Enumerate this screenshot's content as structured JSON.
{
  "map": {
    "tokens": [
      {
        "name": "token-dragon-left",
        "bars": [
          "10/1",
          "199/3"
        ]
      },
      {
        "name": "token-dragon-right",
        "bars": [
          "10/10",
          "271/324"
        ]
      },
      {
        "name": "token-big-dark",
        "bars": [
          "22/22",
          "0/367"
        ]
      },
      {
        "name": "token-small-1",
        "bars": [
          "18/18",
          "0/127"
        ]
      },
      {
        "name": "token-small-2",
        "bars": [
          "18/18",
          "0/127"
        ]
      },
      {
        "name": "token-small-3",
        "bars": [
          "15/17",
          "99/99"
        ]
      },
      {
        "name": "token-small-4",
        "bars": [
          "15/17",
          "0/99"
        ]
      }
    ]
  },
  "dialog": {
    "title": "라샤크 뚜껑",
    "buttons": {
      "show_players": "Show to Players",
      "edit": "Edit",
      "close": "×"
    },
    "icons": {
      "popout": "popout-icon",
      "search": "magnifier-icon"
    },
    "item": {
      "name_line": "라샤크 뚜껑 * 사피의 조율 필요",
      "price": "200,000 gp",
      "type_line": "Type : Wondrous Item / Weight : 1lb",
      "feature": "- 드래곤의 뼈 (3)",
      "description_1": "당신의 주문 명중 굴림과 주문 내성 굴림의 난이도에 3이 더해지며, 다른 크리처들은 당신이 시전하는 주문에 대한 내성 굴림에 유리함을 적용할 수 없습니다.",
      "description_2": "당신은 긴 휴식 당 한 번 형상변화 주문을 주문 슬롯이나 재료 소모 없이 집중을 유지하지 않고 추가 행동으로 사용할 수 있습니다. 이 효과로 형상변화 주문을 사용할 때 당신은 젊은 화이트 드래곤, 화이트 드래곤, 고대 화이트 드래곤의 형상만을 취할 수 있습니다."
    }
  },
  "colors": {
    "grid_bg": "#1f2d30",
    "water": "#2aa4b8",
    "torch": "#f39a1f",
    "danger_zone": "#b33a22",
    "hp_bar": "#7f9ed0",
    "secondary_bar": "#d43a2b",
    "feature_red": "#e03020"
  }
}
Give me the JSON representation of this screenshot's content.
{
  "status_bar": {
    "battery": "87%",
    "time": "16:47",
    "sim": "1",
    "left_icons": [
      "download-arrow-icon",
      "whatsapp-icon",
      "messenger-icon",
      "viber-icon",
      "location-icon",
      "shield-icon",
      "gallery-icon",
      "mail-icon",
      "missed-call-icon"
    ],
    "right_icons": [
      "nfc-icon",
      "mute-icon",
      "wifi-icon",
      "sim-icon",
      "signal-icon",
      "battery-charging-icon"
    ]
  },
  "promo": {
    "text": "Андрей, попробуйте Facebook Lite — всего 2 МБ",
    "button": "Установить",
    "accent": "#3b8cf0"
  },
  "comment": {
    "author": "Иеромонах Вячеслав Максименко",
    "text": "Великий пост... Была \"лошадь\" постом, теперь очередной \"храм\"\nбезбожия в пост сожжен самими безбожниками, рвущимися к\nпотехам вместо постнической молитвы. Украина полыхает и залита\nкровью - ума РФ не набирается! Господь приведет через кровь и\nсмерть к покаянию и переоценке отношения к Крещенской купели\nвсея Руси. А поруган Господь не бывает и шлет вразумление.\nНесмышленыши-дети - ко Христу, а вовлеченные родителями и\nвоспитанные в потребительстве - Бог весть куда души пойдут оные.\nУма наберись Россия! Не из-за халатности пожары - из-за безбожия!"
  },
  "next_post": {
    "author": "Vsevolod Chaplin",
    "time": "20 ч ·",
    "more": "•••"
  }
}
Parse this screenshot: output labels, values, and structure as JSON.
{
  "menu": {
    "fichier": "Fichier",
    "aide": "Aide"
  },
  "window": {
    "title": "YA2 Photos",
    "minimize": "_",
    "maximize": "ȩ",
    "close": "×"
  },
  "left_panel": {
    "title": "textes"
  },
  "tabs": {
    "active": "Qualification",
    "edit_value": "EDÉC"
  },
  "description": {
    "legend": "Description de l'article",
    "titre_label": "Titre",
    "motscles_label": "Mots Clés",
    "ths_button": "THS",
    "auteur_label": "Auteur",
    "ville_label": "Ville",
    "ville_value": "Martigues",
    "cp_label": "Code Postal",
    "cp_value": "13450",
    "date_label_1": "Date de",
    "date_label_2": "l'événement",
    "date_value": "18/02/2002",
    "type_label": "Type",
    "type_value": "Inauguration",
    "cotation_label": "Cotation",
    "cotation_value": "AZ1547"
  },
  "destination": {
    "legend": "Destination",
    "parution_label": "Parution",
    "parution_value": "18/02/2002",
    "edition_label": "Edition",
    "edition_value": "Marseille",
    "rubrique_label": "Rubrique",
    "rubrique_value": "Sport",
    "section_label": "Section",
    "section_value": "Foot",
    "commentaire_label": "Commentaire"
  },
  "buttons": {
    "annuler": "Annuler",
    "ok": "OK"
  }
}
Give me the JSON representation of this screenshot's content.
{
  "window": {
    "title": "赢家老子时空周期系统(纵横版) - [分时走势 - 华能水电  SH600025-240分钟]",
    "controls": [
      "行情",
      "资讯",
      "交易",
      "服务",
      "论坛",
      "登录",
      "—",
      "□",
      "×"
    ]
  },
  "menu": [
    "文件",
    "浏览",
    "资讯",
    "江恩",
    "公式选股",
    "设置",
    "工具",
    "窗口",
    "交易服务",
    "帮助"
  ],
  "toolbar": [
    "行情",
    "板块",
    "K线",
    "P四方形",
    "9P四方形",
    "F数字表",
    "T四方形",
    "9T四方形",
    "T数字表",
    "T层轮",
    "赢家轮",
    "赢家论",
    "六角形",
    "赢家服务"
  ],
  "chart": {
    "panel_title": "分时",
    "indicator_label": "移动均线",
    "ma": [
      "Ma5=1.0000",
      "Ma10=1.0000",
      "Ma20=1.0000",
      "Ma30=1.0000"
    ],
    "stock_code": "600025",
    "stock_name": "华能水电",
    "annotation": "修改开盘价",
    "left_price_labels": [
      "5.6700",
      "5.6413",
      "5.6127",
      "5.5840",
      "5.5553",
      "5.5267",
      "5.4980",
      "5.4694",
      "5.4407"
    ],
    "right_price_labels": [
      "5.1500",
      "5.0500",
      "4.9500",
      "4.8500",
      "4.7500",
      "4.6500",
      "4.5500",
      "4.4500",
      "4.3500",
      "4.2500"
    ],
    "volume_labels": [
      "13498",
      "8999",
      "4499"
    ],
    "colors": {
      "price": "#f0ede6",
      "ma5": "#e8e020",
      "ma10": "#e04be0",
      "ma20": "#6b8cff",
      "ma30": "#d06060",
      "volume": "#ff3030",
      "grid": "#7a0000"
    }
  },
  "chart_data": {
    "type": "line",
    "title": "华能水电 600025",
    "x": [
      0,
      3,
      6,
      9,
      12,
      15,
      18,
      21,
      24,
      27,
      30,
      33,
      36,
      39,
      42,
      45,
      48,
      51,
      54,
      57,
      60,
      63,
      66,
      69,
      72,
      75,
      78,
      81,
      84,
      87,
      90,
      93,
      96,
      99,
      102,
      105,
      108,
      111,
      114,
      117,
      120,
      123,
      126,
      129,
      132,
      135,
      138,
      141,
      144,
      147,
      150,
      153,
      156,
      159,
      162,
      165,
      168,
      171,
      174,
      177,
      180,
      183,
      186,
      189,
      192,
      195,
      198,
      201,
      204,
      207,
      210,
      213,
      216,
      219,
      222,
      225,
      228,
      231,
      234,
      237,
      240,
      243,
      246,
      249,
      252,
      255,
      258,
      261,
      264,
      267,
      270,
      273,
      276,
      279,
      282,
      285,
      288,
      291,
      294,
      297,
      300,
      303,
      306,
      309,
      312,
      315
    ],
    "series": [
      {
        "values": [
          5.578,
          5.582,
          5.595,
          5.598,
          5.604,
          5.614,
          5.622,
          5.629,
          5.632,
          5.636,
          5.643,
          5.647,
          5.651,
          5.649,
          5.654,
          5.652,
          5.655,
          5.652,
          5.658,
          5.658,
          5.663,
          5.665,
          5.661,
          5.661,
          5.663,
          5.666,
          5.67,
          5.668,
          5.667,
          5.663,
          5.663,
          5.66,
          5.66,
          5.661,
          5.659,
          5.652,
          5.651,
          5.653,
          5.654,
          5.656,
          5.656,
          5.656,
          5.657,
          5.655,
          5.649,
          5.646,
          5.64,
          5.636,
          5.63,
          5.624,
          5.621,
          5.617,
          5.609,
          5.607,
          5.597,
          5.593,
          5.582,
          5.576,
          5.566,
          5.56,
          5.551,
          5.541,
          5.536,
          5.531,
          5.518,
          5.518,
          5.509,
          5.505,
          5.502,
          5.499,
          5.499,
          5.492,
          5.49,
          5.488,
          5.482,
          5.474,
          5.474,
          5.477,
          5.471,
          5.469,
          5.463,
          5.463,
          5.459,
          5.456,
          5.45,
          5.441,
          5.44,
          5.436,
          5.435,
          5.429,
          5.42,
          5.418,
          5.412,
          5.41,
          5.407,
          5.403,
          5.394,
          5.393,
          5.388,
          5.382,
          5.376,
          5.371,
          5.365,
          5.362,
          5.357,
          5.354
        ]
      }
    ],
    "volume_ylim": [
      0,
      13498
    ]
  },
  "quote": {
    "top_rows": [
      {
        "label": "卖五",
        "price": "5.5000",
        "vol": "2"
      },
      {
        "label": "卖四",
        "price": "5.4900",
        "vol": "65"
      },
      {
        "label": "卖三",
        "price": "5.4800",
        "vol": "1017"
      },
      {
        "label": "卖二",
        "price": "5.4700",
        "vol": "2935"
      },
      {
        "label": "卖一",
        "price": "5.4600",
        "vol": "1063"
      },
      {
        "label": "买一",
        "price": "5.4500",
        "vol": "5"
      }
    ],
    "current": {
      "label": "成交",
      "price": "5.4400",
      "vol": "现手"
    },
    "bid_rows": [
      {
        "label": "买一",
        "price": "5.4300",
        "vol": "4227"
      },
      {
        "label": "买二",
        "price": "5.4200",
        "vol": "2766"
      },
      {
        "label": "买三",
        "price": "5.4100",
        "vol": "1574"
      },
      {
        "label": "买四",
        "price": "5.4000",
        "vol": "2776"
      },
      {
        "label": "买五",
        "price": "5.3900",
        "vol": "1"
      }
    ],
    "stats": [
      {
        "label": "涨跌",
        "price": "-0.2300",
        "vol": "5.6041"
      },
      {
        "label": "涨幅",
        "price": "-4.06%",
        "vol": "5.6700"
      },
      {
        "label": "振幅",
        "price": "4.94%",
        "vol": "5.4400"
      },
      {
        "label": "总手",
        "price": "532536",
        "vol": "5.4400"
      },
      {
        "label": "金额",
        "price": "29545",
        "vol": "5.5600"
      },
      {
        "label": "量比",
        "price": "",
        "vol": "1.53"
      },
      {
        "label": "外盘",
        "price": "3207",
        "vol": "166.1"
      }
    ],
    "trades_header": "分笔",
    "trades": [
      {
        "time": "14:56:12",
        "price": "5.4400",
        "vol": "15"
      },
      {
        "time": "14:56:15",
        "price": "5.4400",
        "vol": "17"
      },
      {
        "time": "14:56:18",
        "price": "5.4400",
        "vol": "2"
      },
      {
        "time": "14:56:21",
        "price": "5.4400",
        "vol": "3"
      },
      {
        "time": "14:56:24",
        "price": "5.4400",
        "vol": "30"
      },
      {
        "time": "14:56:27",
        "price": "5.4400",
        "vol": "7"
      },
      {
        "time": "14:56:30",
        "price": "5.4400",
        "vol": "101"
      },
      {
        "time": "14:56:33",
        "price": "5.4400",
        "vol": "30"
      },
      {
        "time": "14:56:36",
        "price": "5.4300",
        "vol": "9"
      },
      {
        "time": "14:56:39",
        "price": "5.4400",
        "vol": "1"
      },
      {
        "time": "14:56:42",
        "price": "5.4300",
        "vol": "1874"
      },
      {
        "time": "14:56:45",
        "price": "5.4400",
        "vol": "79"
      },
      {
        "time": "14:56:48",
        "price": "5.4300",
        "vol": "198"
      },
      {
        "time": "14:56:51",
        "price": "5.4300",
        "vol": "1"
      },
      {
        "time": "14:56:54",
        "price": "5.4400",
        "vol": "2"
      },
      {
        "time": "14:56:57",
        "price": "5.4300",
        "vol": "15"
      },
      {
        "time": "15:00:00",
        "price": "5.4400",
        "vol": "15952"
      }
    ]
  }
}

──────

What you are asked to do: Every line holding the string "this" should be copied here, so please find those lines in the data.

Solved problem:
Enumerate this screenshot's content as structured JSON.
Give me the JSON representation of this screenshot's content.
Parse this screenshot: output labels, values, and structure as JSON.
Give me the JSON representation of this screenshot's content.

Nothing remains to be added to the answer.